Directions for this task:
For each line in the records, produce an exact copy.

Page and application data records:

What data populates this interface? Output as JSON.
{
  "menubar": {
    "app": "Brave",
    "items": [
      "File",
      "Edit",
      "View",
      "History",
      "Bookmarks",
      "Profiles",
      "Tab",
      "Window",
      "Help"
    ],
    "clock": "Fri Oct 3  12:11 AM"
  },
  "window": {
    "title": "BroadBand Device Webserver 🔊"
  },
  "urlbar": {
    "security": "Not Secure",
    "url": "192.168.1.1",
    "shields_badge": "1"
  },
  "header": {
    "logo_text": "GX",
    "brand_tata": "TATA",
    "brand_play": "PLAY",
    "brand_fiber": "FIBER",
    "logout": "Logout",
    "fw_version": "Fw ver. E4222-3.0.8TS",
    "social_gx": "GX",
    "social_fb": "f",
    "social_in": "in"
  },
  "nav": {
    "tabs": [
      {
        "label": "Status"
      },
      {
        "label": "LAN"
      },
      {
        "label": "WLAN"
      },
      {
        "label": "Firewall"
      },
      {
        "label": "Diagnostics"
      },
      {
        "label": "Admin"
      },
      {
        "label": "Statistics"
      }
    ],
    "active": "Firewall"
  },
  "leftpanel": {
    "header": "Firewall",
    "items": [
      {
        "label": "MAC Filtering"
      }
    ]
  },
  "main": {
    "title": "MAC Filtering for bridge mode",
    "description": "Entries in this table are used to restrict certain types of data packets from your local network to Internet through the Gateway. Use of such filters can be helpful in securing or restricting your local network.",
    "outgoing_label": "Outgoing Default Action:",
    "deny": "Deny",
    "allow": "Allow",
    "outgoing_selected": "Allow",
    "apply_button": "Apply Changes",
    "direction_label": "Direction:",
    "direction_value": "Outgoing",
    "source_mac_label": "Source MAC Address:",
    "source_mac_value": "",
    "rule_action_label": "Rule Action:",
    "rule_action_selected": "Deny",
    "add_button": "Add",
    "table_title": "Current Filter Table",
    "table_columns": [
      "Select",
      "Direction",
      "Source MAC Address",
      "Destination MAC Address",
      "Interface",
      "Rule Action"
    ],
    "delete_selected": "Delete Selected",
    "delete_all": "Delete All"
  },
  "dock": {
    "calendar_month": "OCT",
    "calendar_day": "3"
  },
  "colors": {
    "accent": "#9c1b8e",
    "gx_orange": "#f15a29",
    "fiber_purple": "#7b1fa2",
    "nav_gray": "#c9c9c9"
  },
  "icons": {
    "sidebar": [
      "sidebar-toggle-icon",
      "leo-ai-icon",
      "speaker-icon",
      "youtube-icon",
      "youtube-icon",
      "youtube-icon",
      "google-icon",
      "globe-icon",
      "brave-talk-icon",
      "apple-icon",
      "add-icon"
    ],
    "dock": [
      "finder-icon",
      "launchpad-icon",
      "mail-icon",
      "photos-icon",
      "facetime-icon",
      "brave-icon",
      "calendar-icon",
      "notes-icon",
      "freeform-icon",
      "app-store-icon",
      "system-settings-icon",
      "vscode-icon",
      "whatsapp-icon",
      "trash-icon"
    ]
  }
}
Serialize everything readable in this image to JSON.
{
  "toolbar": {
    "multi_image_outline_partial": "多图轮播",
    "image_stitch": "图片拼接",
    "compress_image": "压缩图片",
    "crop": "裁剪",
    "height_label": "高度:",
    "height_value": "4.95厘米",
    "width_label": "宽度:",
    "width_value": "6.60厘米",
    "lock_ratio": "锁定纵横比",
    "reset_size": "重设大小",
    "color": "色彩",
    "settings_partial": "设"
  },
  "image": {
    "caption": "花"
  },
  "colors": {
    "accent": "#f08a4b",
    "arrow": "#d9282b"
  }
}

Answer to the exercise:
What data populates this interface? Output as JSON.
{
  "menubar": {
    "app": "Brave",
    "items": [
      "File",
      "Edit",
      "View",
      "History",
      "Bookmarks",
      "Profiles",
      "Tab",
      "Window",
      "Help"
    ],
    "clock": "Fri Oct 3  12:11 AM"
  },
  "window": {
    "title": "BroadBand Device Webserver 🔊"
  },
  "urlbar": {
    "security": "Not Secure",
    "url": "192.168.1.1",
    "shields_badge": "1"
  },
  "header": {
    "logo_text": "GX",
    "brand_tata": "TATA",
    "brand_play": "PLAY",
    "brand_fiber": "FIBER",
    "logout": "Logout",
    "fw_version": "Fw ver. E4222-3.0.8TS",
    "social_gx": "GX",
    "social_fb": "f",
    "social_in": "in"
  },
  "nav": {
    "tabs": [
      {
        "label": "Status"
      },
      {
        "label": "LAN"
      },
      {
        "label": "WLAN"
      },
      {
        "label": "Firewall"
      },
      {
        "label": "Diagnostics"
      },
      {
        "label": "Admin"
      },
      {
        "label": "Statistics"
      }
    ],
    "active": "Firewall"
  },
  "leftpanel": {
    "header": "Firewall",
    "items": [
      {
        "label": "MAC Filtering"
      }
    ]
  },
  "main": {
    "title": "MAC Filtering for bridge mode",
    "description": "Entries in this table are used to restrict certain types of data packets from your local network to Internet through the Gateway. Use of such filters can be helpful in securing or restricting your local network.",
    "outgoing_label": "Outgoing Default Action:",
    "deny": "Deny",
    "allow": "Allow",
    "outgoing_selected": "Allow",
    "apply_button": "Apply Changes",
    "direction_label": "Direction:",
    "direction_value": "Outgoing",
    "source_mac_label": "Source MAC Address:",
    "source_mac_value": "",
    "rule_action_label": "Rule Action:",
    "rule_action_selected": "Deny",
    "add_button": "Add",
    "table_title": "Current Filter Table",
    "table_columns": [
      "Select",
      "Direction",
      "Source MAC Address",
      "Destination MAC Address",
      "Interface",
      "Rule Action"
    ],
    "delete_selected": "Delete Selected",
    "delete_all": "Delete All"
  },
  "dock": {
    "calendar_month": "OCT",
    "calendar_day": "3"
  },
  "colors": {
    "accent": "#9c1b8e",
    "gx_orange": "#f15a29",
    "fiber_purple": "#7b1fa2",
    "nav_gray": "#c9c9c9"
  },
  "icons": {
    "sidebar": [
      "sidebar-toggle-icon",
      "leo-ai-icon",
      "speaker-icon",
      "youtube-icon",
      "youtube-icon",
      "youtube-icon",
      "google-icon",
      "globe-icon",
      "brave-talk-icon",
      "apple-icon",
      "add-icon"
    ],
    "dock": [
      "finder-icon",
      "launchpad-icon",
      "mail-icon",
      "photos-icon",
      "facetime-icon",
      "brave-icon",
      "calendar-icon",
      "notes-icon",
      "freeform-icon",
      "app-store-icon",
      "system-settings-icon",
      "vscode-icon",
      "whatsapp-icon",
      "trash-icon"
    ]
  }
}
Serialize everything readable in this image to JSON.
{
  "toolbar": {
    "multi_image_outline_partial": "多图轮播",
    "image_stitch": "图片拼接",
    "compress_image": "压缩图片",
    "crop": "裁剪",
    "height_label": "高度:",
    "height_value": "4.95厘米",
    "width_label": "宽度:",
    "width_value": "6.60厘米",
    "lock_ratio": "锁定纵横比",
    "reset_size": "重设大小",
    "color": "色彩",
    "settings_partial": "设"
  },
  "image": {
    "caption": "花"
  },
  "colors": {
    "accent": "#f08a4b",
    "arrow": "#d9282b"
  }
}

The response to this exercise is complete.